The wonderful Vermont Country Store
I route every trip through Vermont to include a stop at the barn red Vermont Country Store in Weston. That's my favorite country store. Proprietor Vrest Orton speaks modestly of the ''thousands who have crossed the worn threshold into an earlier time.'' He can't be keeping a head count. I'd say thousands go through here on a single fall day, and come back bringing two or three friends the next time.
Many years ago, before ''old'' was new, the Ortons were the first to restore their store to its rightful place as a village institution. The nostalgic 19 th-century appeal is all here - scrubbed wood floors, pot-bellied stove, pickle and cracker barrels, and rows of penny candy jars - but the Vermont Country Store is not determinedly ''quaint'' like a lot of its imitators.
You get the impression that nobody here has the time or the inclination to fool around with anything that's not as genuine, useful, and practical as oatmeal on a winter morning. And well made too, from wholesome hundred percent stuff that, in one way or another, is good for you. If it isn't 100 percent, you'll know the reason why - as in the case of the cashmere hose for men that are now a blend of 60 percent wool and 40 percent nylon - ''Up to now cashmere meant hand-washing; nice for men, never welcomed by wives.''
''We discover and bring back things good 50 to 100 years ago and still good but hard to find,'' Mr. Orton explains. They've also revived many fabrics that were standard in the store 70 years ago when his father ran it. ''We have caused manufacturers to start making goods again that have not been on the market for years.''
You want a red flannel nightcap (''functional as well as historical . . . and it's kind of fun too,'' says their catalog), or all-wool knee warmers? They've got 'em. Huck toweling, lisle stockings, or raccoon fur gloves? They've got those too. How about oil parlor lamps, Pears' Soap, stove blacking, razor strops , milk pails, or Bag Balm? Yes, those too, and several hundred other absolute necessities you probably haven't had on your shopping list today. ''The very thing!'' you'll declare. ''I'd better get several.''
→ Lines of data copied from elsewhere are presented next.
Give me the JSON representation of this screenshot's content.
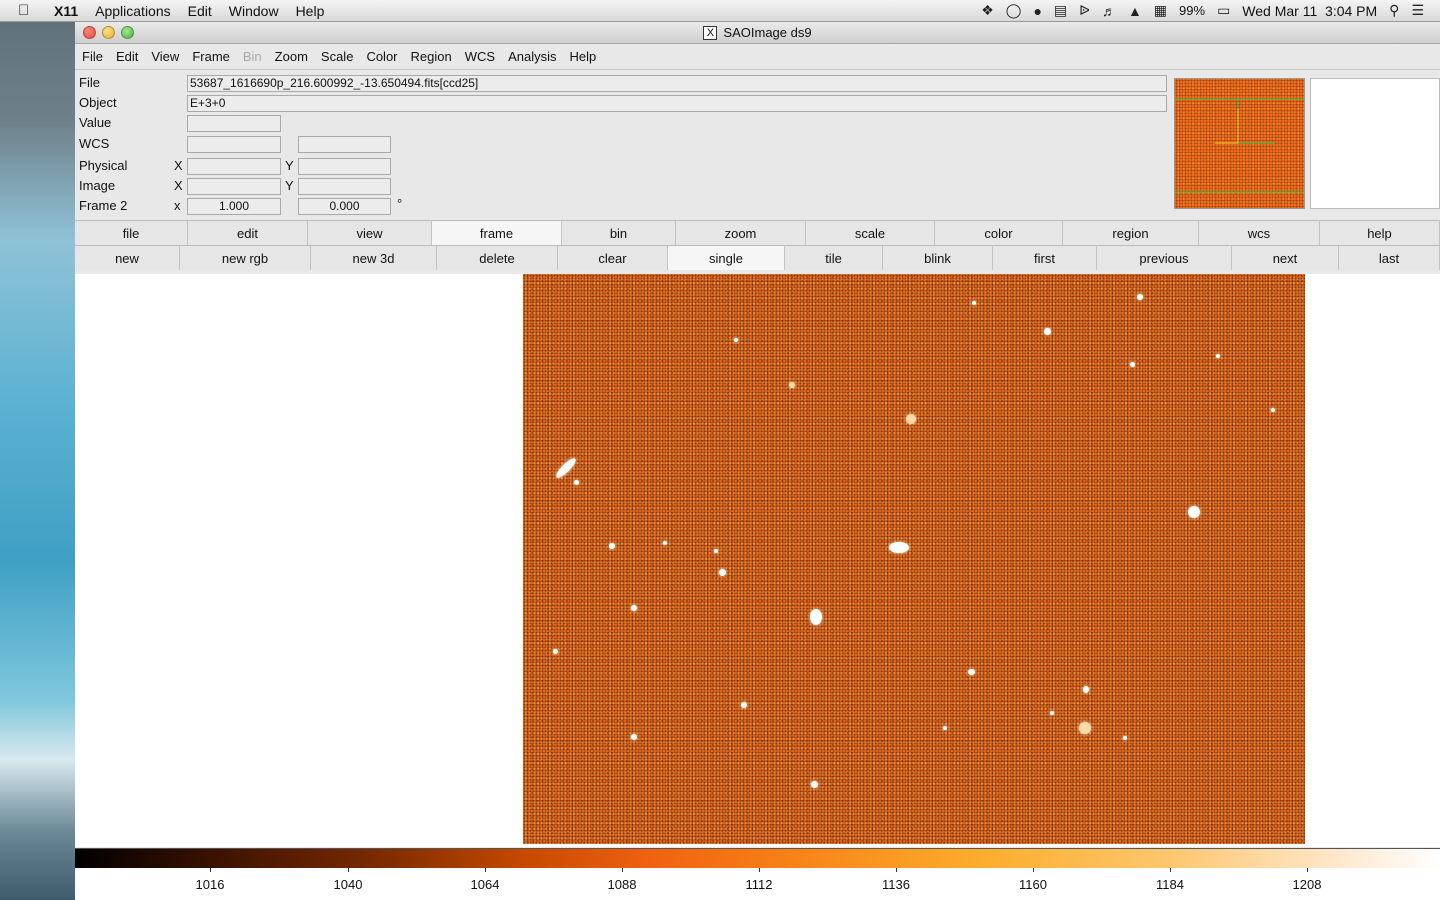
{
  "menubar": {
    "app_name": "X11",
    "items": [
      "Applications",
      "Edit",
      "Window",
      "Help"
    ],
    "battery": "99%",
    "clock": "Wed Mar 11  3:04 PM"
  },
  "window": {
    "title": "SAOImage ds9",
    "menu": [
      "File",
      "Edit",
      "View",
      "Frame",
      "Bin",
      "Zoom",
      "Scale",
      "Color",
      "Region",
      "WCS",
      "Analysis",
      "Help"
    ]
  },
  "info": {
    "file_label": "File",
    "file_value": "53687_1616690p_216.600992_-13.650494.fits[ccd25]",
    "object_label": "Object",
    "object_value": "E+3+0",
    "value_label": "Value",
    "wcs_label": "WCS",
    "physical_label": "Physical",
    "image_label": "Image",
    "frame_label": "Frame 2",
    "x_label": "X",
    "y_label": "Y",
    "x_lower": "x",
    "frame_zoom": "1.000",
    "frame_angle": "0.000",
    "degree_symbol": "°"
  },
  "buttonbar_main": [
    "file",
    "edit",
    "view",
    "frame",
    "bin",
    "zoom",
    "scale",
    "color",
    "region",
    "wcs",
    "help"
  ],
  "buttonbar_frame": [
    "new",
    "new rgb",
    "new 3d",
    "delete",
    "clear",
    "single",
    "tile",
    "blink",
    "first",
    "previous",
    "next",
    "last"
  ],
  "colorbar": {
    "ticks": [
      "1016",
      "1040",
      "1064",
      "1088",
      "1112",
      "1136",
      "1160",
      "1184",
      "1208"
    ],
    "colormap_colors": [
      "#000000",
      "#c64a00",
      "#f06010",
      "#fcac2a",
      "#ffffff"
    ]
  },
  "accent": "#ef6d1c"
}
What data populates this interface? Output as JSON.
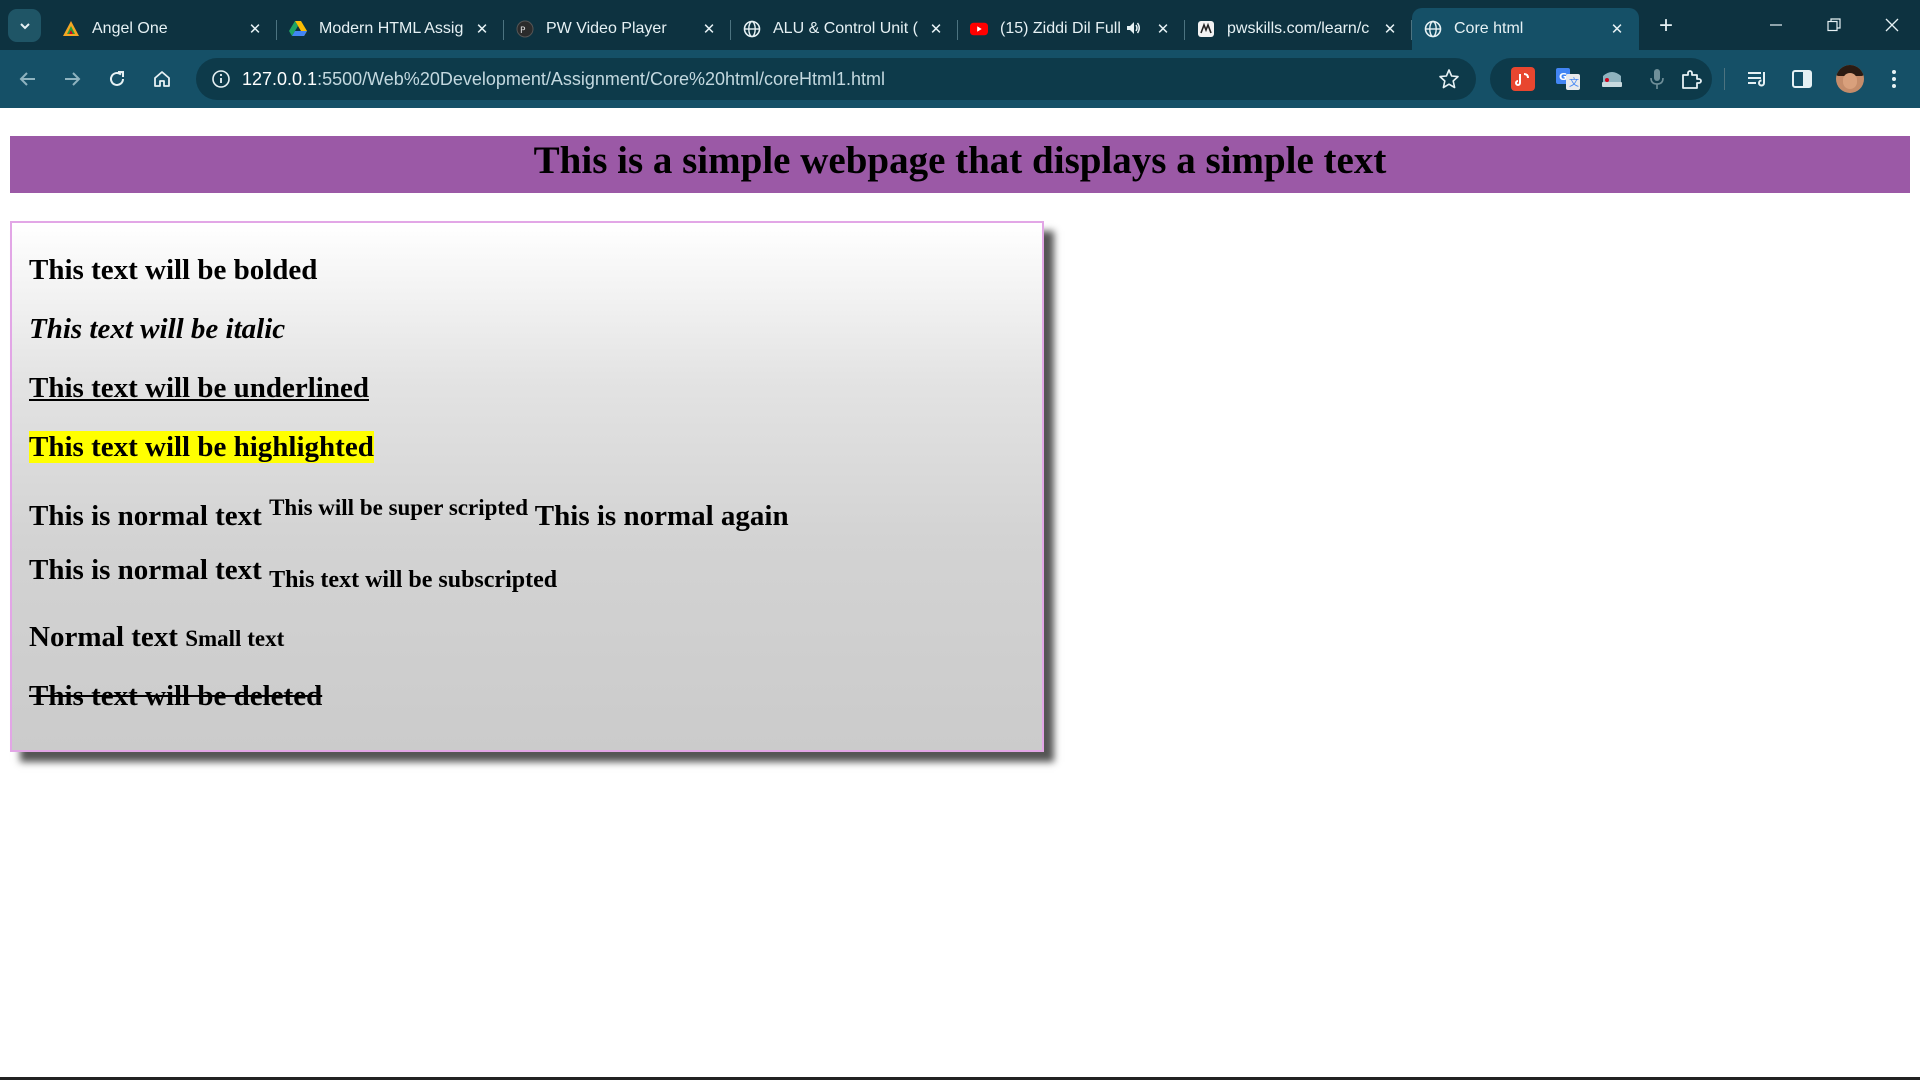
{
  "browser": {
    "tabs": [
      {
        "title": "Angel One",
        "icon": "angel-one-logo-icon",
        "active": false
      },
      {
        "title": "Modern HTML Assign",
        "icon": "google-drive-icon",
        "active": false
      },
      {
        "title": "PW Video Player",
        "icon": "pw-logo-icon",
        "active": false
      },
      {
        "title": "ALU & Control Unit (",
        "icon": "globe-icon",
        "active": false
      },
      {
        "title": "(15) Ziddi Dil Full",
        "icon": "youtube-icon",
        "active": false,
        "audio": true
      },
      {
        "title": "pwskills.com/learn/c",
        "icon": "pwskills-icon",
        "active": false
      },
      {
        "title": "Core html",
        "icon": "globe-icon",
        "active": true
      }
    ],
    "url_host": "127.0.0.1",
    "url_rest": ":5500/Web%20Development/Assignment/Core%20html/coreHtml1.html"
  },
  "page": {
    "heading": "This is a simple webpage that displays a simple text",
    "bold_text": "This text will be bolded",
    "italic_text": "This text will be italic",
    "underlined_text": "This text will be underlined",
    "highlighted_text": "This text will be highlighted",
    "sup_line": {
      "before": "This is normal text ",
      "sup": "This will be super scripted",
      "after": " This is normal again"
    },
    "sub_line": {
      "before": "This is normal text ",
      "sub": "This text will be subscripted"
    },
    "small_line": {
      "normal": "Normal text ",
      "small": "Small text"
    },
    "deleted_text": "This text will be deleted"
  },
  "colors": {
    "chrome_dark": "#0d3240",
    "chrome_toolbar": "#155067",
    "heading_bg": "#9b59a6",
    "highlight": "#ffff00",
    "card_border": "#e2a6e6"
  }
}
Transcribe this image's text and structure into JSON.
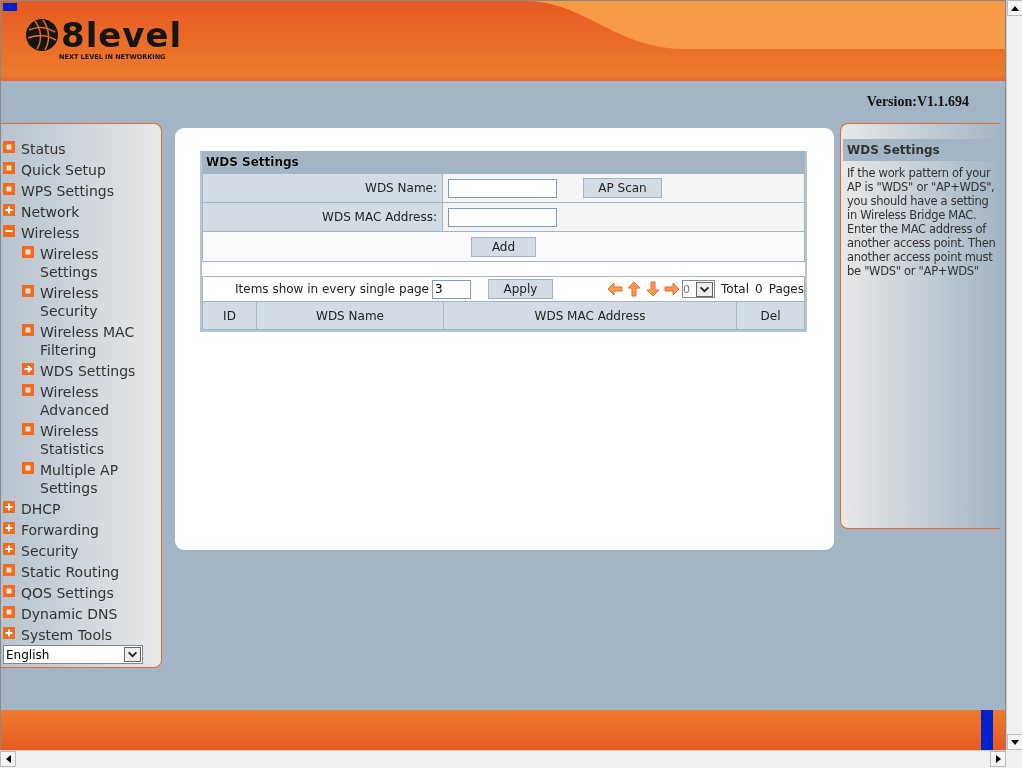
{
  "header": {
    "wordmark": "8level",
    "tagline": "NEXT LEVEL IN NETWORKING"
  },
  "version": "Version:V1.1.694",
  "sidebar": {
    "items": [
      {
        "label": "Status",
        "kind": "page",
        "selected": false
      },
      {
        "label": "Quick Setup",
        "kind": "page",
        "selected": false
      },
      {
        "label": "WPS Settings",
        "kind": "page",
        "selected": false
      },
      {
        "label": "Network",
        "kind": "group",
        "expanded": false
      },
      {
        "label": "Wireless",
        "kind": "group",
        "expanded": true,
        "children": [
          {
            "label": "Wireless Settings",
            "kind": "page",
            "selected": false
          },
          {
            "label": "Wireless Security",
            "kind": "page",
            "selected": false
          },
          {
            "label": "Wireless MAC Filtering",
            "kind": "page",
            "selected": false
          },
          {
            "label": "WDS Settings",
            "kind": "page",
            "selected": true
          },
          {
            "label": "Wireless Advanced",
            "kind": "page",
            "selected": false
          },
          {
            "label": "Wireless Statistics",
            "kind": "page",
            "selected": false
          },
          {
            "label": "Multiple AP Settings",
            "kind": "page",
            "selected": false
          }
        ]
      },
      {
        "label": "DHCP",
        "kind": "group",
        "expanded": false
      },
      {
        "label": "Forwarding",
        "kind": "group",
        "expanded": false
      },
      {
        "label": "Security",
        "kind": "group",
        "expanded": false
      },
      {
        "label": "Static Routing",
        "kind": "page",
        "selected": false
      },
      {
        "label": "QOS Settings",
        "kind": "page",
        "selected": false
      },
      {
        "label": "Dynamic DNS",
        "kind": "page",
        "selected": false
      },
      {
        "label": "System Tools",
        "kind": "group",
        "expanded": false
      }
    ],
    "language": "English"
  },
  "form": {
    "title": "WDS Settings",
    "fields": [
      {
        "label": "WDS Name:",
        "button": "AP Scan"
      },
      {
        "label": "WDS MAC Address:"
      }
    ],
    "add_button": "Add"
  },
  "pager": {
    "label": "Items show in every single page",
    "per_page": "3",
    "apply_button": "Apply",
    "page": "0",
    "total_label": "Total",
    "total": "0",
    "pages_label": "Pages"
  },
  "table": {
    "columns": [
      "ID",
      "WDS Name",
      "WDS MAC Address",
      "Del"
    ]
  },
  "help": {
    "title": "WDS Settings",
    "text": "If the work pattern of your AP is \"WDS\" or \"AP+WDS\", you should have a setting in Wireless Bridge MAC. Enter the MAC address of another access point. Then another access point must be \"WDS\" or \"AP+WDS\""
  }
}
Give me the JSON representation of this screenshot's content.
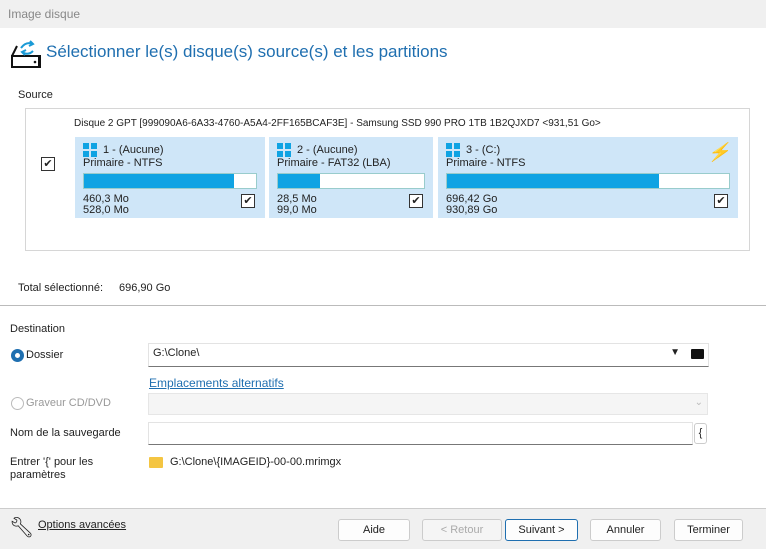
{
  "window": {
    "title": "Image disque"
  },
  "heading": "Sélectionner le(s) disque(s) source(s) et les partitions",
  "source": {
    "label": "Source",
    "disk_title": "Disque 2 GPT [999090A6-6A33-4760-A5A4-2FF165BCAF3E] - Samsung SSD 990 PRO 1TB 1B2QJXD7  <931,51 Go>",
    "disk_checked": true,
    "partitions": [
      {
        "name": "1 -  (Aucune)",
        "type": "Primaire - NTFS",
        "used": "460,3 Mo",
        "total": "528,0 Mo",
        "fill_pct": 87,
        "checked": true
      },
      {
        "name": "2 -  (Aucune)",
        "type": "Primaire - FAT32 (LBA)",
        "used": "28,5 Mo",
        "total": "99,0 Mo",
        "fill_pct": 29,
        "checked": true
      },
      {
        "name": "3 -  (C:)",
        "type": "Primaire - NTFS",
        "used": "696,42 Go",
        "total": "930,89 Go",
        "fill_pct": 75,
        "checked": true
      }
    ]
  },
  "total": {
    "label": "Total sélectionné:",
    "value": "696,90 Go"
  },
  "destination": {
    "label": "Destination",
    "folder_label": "Dossier",
    "folder_value": "G:\\Clone\\",
    "alt_link": "Emplacements alternatifs",
    "cd_label": "Graveur CD/DVD",
    "name_label": "Nom de la sauvegarde",
    "name_value": "",
    "brace": "{",
    "hint1": "Entrer '{' pour les",
    "hint2": "paramètres",
    "preview": "G:\\Clone\\{IMAGEID}-00-00.mrimgx"
  },
  "footer": {
    "advanced": "Options avancées",
    "help": "Aide",
    "back": "< Retour",
    "next": "Suivant >",
    "cancel": "Annuler",
    "finish": "Terminer"
  },
  "colors": {
    "accent": "#1f6fb0",
    "bar": "#0fa3e3",
    "partition_bg": "#cfe6f8"
  }
}
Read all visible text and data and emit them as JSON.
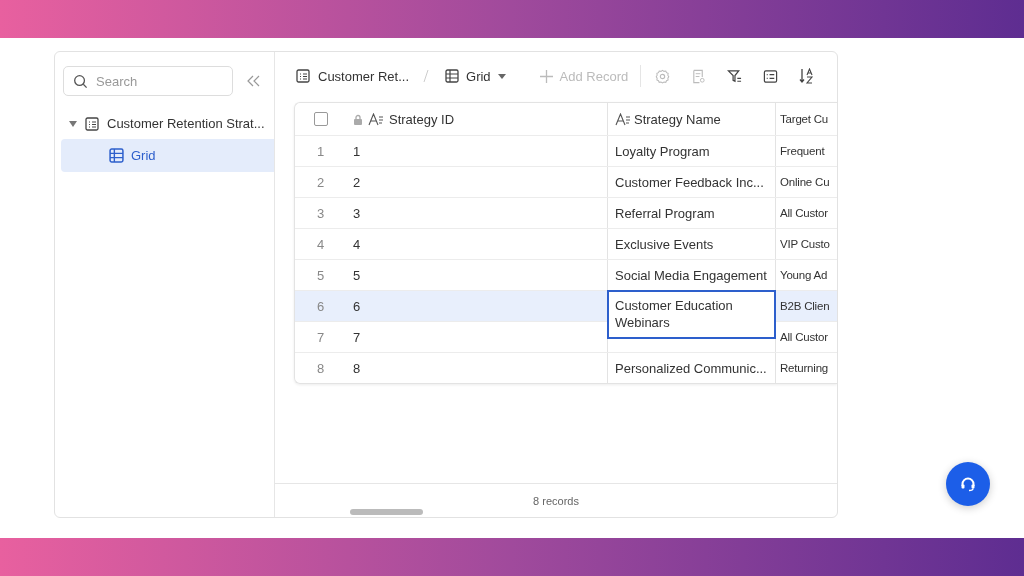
{
  "sidebar": {
    "search": {
      "placeholder": "Search"
    },
    "tree": [
      {
        "label": "Customer Retention Strat...",
        "expanded": true,
        "children": [
          {
            "label": "Grid",
            "selected": true
          }
        ]
      }
    ]
  },
  "toolbar": {
    "breadcrumb": "Customer Ret...",
    "view": "Grid",
    "add_record": "Add Record"
  },
  "table": {
    "select_all": {
      "checked": false
    },
    "columns": [
      {
        "label": "Strategy ID",
        "locked": true
      },
      {
        "label": "Strategy Name",
        "locked": false
      },
      {
        "label": "Target Cu",
        "locked": false
      }
    ],
    "rows": [
      {
        "number": "1",
        "id": "1",
        "name": "Loyalty Program",
        "target": "Frequent",
        "selected": false,
        "editing": false
      },
      {
        "number": "2",
        "id": "2",
        "name": "Customer Feedback Inc...",
        "target": "Online Cu",
        "selected": false,
        "editing": false
      },
      {
        "number": "3",
        "id": "3",
        "name": "Referral Program",
        "target": "All Custor",
        "selected": false,
        "editing": false
      },
      {
        "number": "4",
        "id": "4",
        "name": "Exclusive Events",
        "target": "VIP Custo",
        "selected": false,
        "editing": false
      },
      {
        "number": "5",
        "id": "5",
        "name": "Social Media Engagement",
        "target": "Young Ad",
        "selected": false,
        "editing": false
      },
      {
        "number": "6",
        "id": "6",
        "name": "Customer Education Webinars",
        "target": "B2B Clien",
        "selected": true,
        "editing": true
      },
      {
        "number": "7",
        "id": "7",
        "target": "All Custor",
        "selected": false,
        "editing": false
      },
      {
        "number": "8",
        "id": "8",
        "name": "Personalized Communic...",
        "target": "Returning",
        "selected": false,
        "editing": false
      }
    ]
  },
  "footer": {
    "count": "8 records"
  }
}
You won't be able to overlook the tempting comestibles either - whole-grain breads (''We bake bread, not air''), cheeses, cob-smoked bacon, jellies, preserves, flours, fudges, plate-sized cookies, and 23 kinds of ''penny'' candy. Or you might want to consider a modest display of favoritism in the form of a Vermont state necktie, conservatively embroidered with the state seal. ''It used to take three generations to make a native Vermonter. This tie might speed up the process,'' suggests their mail-order catalog.
Through the catalog, Vrest Orton entertains a devoted following coast to coast with sage counsel, honest descriptions, and upbuilding philosophies. In the store he's a concerned and considerate host and his advice is no less welcome. He and my mother, complete strangers to each other, once spent a mutually gratifying half-hour examining (and solving) the problems ''down in Washington.''
A friend of mine with a decidedly Slavic name was perusing the Scottish clan crests chart in the back of the store one day. ''What's the name?'' Mr. Orton asked helpfully. ''Perhaps I can find it for you.'' On being told, he diplomatically replied, ''Well, the chart's not complete.''
I suspect Mr. Orton is also responsible for the ''Notice to Dogs'' on the front door: ''You were bad last year,'' it proclaims, ''so you can't come in anymore.''
The store is open year-round, every day of the week except Sunday. There used to be a restaurant in the store where I once had the most memorable breakfast of my life, but it has been moved one door down to the red Bryant House and they still serve memorable breakfasts (also memorable lunches and teas, 8:30 to 4). ''Our restaurant is not continental, shore dinner, southern, Chinese, French or German,'' states the menu. ''The cooking is done by Vermont country women, is wholesome, plain, and relishing.''